NSF awards Subbalakshmi a grant for cryptography research
Stevens professor's research includes wireless network security and encryption
HOBOKEN, N.J. -- The National Science Foundation's Cyber Trust Program has awarded Stevens Professor K.P. (Suba) Subbalakshmi a grant to further her research on wireless network security, in particular, the fundamental trade-offs in wireless security, power consumption and error-resilient encryption code design. Subbalakshmi, an Assistant Professor in Stevens' Electrical and Computer Engineering Department, is researching concepts from algebraic coding theory, cryptography, renewal/reward theory and stochastic modeling, among other areas, that will address these trade-offs in areas such as the design of error-correcting encryption systems, wireless link status and battery-power adaptive encryption. The practical aspects of her research include implementing and testing the theoretical results in battery-power constrained devices, which will have a profound effect on low-power wireless technology for secure communications.
Security in wireless networks is challenging due to unique environmental problems such as high-variable error rates in the links, limited bandwidth and the finite battery power of the end devices. The traditional solutions to these problems – encryption and error correction –compete for the same resources and if not designed well, can work at cross-purposes to each other.
About Stevens Institute of Technology
Established in 1870, Stevens offers baccalaureate, masters and doctoral degrees in engineering, science, computer science, management and technology management, as well as a baccalaureate in the humanities and liberal arts, and in business and technology. The university has enrollments of approximately 1,800 undergraduates and 2,700 graduate students.
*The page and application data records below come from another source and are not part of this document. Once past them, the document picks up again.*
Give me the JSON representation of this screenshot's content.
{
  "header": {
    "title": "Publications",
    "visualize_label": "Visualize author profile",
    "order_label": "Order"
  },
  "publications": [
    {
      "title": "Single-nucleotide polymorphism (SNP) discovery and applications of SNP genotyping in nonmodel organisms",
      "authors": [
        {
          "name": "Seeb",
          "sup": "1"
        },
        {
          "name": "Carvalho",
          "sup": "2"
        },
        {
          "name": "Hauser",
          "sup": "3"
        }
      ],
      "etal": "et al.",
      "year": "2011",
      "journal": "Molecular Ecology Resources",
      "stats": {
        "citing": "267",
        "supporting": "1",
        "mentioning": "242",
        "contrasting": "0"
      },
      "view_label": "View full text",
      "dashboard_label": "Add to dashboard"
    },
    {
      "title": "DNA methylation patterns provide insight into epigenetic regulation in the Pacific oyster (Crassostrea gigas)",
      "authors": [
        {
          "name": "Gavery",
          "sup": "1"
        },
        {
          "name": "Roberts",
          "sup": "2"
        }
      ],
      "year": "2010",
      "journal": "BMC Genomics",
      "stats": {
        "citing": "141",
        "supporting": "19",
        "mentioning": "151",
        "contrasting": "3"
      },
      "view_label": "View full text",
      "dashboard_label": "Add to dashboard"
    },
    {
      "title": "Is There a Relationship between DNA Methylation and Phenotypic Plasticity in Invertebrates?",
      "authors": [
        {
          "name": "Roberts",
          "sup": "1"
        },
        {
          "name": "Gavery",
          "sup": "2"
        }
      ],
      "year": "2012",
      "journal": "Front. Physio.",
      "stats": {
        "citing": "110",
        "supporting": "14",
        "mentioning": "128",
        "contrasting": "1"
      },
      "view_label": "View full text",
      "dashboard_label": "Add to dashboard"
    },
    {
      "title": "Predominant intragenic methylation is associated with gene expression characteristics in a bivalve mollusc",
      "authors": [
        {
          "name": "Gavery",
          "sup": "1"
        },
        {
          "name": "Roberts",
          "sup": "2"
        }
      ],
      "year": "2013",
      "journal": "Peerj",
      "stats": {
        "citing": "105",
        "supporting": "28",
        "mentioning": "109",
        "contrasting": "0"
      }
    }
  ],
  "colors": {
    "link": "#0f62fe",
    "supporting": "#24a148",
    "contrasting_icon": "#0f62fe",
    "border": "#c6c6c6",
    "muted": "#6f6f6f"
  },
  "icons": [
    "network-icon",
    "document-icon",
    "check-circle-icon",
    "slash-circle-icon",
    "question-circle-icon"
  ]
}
Additional information may be obtained from its web page at www.stevens.edu.
Last reviewed: By John M. Grohol, Psy.D. on 30 Apr 2016
Published on PsychCentral.com. All rights reserved.